The proof may be done by first remarking that if an affine transformation has no fixed point, then the matrix of the associated linear map has an eigenvalue equal to one, and then using the Jordan normal form theorem for real matrices.

Given any subgroup *G* < GL(*V*) of the general linear group, one can produce an affine group, sometimes denoted Aff(*G*), analogously as Aff(*G*) := *V* ⋊ *G*.

More generally and abstractly, given any group G and a representation of G on a vector space V, one gets^{[note 1]} an associated affine group *V* ⋊_{ρ} *G*: one can say that the affine group obtained is "a group extension by a vector representation", and, as above, one has the short exact sequence

The subset of all invertible affine transformations that preserve a fixed volume form up to sign is called the *special affine group*. (The transformations themselves are sometimes called *equiaffinities*.) This group is the affine analogue of the special linear group. In terms of the semi-direct product, the special affine group consists of all pairs (*M*, *v*) with , that is, the affine transformations

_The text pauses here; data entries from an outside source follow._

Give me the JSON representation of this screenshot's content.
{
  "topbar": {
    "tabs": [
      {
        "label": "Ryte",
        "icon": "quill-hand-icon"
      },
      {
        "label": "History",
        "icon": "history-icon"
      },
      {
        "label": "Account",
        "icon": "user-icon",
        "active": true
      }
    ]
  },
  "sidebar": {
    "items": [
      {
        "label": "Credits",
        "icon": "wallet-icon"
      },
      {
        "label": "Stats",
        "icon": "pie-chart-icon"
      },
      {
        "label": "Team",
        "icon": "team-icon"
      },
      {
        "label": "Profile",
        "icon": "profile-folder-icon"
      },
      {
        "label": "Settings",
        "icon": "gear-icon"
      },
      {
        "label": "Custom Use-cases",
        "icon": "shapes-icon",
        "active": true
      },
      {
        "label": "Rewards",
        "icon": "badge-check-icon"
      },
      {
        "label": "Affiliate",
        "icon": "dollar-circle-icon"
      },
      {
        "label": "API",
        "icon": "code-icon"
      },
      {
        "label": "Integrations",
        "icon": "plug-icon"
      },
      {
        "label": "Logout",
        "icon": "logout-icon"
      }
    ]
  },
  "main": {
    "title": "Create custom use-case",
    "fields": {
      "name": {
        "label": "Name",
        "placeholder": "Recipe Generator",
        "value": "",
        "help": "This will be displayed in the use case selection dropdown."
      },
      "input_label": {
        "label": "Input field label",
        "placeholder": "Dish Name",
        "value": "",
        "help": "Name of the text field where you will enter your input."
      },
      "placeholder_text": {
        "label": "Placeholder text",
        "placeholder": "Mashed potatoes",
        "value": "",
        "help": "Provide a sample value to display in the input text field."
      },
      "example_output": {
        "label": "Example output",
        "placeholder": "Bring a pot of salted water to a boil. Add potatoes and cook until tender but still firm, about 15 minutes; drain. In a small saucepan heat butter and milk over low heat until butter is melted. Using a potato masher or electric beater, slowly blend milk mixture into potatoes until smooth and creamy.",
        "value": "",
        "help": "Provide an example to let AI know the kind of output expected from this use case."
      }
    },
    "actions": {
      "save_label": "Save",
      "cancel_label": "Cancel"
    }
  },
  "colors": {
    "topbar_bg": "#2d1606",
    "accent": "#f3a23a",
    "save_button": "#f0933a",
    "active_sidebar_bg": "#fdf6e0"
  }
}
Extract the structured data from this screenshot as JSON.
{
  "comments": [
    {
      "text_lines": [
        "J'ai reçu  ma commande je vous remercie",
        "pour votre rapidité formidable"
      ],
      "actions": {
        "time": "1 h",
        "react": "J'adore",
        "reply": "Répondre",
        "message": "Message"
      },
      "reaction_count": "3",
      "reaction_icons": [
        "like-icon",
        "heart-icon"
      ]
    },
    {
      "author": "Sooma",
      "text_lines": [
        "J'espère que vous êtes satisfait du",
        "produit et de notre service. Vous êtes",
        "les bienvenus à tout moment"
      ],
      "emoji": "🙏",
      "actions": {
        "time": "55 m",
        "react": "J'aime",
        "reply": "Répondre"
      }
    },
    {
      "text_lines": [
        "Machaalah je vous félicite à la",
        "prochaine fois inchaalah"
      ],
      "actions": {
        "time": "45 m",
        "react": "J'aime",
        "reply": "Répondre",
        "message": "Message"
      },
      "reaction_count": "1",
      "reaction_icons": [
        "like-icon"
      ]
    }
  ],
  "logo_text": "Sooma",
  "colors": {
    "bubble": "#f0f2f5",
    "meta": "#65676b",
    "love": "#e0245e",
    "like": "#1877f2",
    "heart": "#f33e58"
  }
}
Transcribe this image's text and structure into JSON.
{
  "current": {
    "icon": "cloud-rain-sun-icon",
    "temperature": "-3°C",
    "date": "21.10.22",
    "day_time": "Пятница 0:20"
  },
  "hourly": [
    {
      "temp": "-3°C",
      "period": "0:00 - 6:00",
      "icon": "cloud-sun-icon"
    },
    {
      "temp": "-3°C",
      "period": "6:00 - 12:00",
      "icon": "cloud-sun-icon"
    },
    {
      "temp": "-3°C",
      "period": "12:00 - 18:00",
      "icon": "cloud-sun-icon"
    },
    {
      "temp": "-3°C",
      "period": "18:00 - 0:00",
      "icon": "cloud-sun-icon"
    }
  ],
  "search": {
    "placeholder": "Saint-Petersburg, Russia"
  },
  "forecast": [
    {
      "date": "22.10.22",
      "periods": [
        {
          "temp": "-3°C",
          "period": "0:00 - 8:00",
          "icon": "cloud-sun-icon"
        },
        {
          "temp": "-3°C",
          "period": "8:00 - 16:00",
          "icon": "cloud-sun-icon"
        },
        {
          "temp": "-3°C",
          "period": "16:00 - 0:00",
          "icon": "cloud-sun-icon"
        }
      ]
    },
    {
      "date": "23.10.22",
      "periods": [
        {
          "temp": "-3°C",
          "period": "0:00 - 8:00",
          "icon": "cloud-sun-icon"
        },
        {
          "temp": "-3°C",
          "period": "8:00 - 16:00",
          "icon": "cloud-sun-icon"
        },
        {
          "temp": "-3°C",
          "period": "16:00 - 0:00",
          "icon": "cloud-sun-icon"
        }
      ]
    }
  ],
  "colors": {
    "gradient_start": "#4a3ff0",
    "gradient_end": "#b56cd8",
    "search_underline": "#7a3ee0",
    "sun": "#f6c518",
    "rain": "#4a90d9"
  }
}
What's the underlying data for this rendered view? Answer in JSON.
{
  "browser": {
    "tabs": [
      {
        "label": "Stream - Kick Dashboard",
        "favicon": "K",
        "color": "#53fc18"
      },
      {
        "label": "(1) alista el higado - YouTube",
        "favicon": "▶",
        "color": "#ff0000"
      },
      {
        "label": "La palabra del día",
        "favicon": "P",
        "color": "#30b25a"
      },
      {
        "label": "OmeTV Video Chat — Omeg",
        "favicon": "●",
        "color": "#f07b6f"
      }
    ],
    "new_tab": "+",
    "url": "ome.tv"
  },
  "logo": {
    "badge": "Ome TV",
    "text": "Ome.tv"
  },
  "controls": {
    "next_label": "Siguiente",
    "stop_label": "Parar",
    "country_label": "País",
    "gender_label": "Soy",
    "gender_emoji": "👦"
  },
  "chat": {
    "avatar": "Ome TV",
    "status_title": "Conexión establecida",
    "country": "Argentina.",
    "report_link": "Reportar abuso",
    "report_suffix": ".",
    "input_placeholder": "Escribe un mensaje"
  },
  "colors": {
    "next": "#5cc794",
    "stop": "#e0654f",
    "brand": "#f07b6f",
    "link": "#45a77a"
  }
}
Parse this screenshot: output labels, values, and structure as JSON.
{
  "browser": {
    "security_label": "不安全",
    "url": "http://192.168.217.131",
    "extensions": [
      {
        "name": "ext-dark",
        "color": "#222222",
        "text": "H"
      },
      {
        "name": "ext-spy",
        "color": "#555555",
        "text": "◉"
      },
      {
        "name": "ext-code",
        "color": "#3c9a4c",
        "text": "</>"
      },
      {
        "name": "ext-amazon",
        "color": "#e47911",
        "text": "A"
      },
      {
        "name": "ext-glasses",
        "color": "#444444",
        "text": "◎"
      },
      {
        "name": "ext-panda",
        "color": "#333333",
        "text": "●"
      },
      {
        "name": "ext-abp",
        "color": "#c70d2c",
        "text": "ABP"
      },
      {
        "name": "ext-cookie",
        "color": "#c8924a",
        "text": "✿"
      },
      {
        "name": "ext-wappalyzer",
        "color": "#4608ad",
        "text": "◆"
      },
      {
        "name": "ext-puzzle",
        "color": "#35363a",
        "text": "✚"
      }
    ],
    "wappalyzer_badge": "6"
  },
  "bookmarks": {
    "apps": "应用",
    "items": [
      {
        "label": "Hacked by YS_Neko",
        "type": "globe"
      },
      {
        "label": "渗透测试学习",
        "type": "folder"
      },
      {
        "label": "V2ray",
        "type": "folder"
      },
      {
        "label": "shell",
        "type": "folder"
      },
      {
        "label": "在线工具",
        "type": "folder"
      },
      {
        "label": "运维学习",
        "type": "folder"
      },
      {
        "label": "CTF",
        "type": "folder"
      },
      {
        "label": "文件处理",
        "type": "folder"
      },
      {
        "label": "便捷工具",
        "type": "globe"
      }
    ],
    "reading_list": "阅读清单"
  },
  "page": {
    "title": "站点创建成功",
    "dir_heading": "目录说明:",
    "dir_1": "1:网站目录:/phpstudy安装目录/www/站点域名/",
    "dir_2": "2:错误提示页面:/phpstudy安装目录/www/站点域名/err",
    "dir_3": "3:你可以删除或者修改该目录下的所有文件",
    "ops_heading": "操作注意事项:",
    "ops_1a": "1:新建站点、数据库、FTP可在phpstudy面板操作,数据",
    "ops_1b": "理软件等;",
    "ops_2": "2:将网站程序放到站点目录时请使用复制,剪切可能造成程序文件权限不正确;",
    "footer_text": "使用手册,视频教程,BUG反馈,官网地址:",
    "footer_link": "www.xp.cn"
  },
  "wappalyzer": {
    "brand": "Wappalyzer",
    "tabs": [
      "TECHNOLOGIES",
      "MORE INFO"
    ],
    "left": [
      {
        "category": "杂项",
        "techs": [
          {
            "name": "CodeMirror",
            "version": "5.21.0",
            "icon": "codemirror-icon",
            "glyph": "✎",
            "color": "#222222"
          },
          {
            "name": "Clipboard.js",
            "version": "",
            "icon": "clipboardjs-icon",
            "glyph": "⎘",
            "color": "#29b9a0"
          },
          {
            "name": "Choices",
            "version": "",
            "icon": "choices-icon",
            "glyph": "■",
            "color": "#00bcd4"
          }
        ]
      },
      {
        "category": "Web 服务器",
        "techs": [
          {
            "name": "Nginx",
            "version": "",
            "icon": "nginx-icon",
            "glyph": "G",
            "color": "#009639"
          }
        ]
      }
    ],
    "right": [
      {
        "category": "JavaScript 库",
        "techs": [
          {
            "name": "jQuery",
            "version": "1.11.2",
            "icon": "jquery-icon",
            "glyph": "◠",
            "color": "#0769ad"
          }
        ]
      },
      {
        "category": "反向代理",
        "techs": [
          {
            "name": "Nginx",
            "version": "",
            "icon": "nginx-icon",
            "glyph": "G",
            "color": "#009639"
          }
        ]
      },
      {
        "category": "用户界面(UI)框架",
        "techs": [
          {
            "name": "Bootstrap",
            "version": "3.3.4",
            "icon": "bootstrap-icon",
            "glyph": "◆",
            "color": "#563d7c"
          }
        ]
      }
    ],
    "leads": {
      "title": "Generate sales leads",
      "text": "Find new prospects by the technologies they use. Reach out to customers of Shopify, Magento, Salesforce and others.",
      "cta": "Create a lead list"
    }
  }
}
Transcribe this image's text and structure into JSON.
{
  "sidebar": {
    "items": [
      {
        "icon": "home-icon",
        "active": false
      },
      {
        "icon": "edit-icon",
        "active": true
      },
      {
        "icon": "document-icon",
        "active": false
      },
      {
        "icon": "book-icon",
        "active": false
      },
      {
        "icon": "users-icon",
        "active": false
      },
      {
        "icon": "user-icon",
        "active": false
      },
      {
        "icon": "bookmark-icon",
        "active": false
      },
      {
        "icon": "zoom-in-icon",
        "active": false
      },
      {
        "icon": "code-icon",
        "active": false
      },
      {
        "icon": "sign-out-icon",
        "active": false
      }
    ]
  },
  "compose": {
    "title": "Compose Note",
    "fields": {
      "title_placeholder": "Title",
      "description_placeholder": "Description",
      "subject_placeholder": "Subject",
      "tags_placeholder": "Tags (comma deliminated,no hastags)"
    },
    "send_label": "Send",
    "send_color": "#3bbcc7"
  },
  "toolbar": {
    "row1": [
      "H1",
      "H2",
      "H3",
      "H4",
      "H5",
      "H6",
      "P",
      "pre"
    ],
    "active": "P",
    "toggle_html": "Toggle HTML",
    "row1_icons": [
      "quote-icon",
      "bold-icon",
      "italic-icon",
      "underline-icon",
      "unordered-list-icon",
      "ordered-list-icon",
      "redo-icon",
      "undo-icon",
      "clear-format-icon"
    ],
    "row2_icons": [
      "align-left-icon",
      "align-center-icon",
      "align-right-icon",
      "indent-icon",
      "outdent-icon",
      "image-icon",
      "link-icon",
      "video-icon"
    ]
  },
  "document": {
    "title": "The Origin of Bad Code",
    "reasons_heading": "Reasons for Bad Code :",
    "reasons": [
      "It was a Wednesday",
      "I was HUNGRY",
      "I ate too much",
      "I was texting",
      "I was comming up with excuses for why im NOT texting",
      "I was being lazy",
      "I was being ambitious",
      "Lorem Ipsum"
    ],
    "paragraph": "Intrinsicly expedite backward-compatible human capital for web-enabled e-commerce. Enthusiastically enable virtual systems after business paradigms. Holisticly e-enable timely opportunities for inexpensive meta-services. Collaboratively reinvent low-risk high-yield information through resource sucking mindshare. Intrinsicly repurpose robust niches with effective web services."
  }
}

where M is a linear transformation of whose determinant has absolute value 1 and v is any fixed translation vector.

The subgroup of the special affine group consisting of those transformations whose linear part has determinant 1 is the group of orientation- and volume-preserving maps. Algebraically, this group is a semidirect product of the special linear group of with the translations. It is generated by the shear mappings.

Presuming knowledge of projectivity and the projective group of projective geometry, the affine group can be easily specified. For example, Günter Ewald wrote:^{[4]}

- The set of all projective collineations of
*P*^{n}is a group which we may call the**projective group**of*P*^{n}. If we proceed from*P*^{n}to the affine space*A*^{n}by declaring a hyperplane ω to be a hyperplane at infinity, we obtain the**affine group**of*A*^{n}as the subgroup of consisting of all elements of that leave ω fixed.

When the affine space A is a Euclidean space (over the field of real numbers), the group of distance-preserving maps (*isometries*) of A is a subgroup of the affine group. Algebraically, this group is a semidirect product of the orthogonal group of with the translations. Geometrically, it is the subgroup of the affine group generated by the orthogonal reflections.

Main article: Poincaré group |

The Poincaré group is the affine group of the Lorentz group O(1,3):

This example is very important in relativity.